ABOUT THIS TASK - Reproduce every entry exactly as written.

RECORDS PROVIDED -

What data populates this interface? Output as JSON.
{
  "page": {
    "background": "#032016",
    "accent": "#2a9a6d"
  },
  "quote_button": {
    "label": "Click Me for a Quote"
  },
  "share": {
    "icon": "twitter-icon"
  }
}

SOLUTION -
What data populates this interface? Output as JSON.
{
  "page": {
    "background": "#032016",
    "accent": "#2a9a6d"
  },
  "quote_button": {
    "label": "Click Me for a Quote"
  },
  "share": {
    "icon": "twitter-icon"
  }
}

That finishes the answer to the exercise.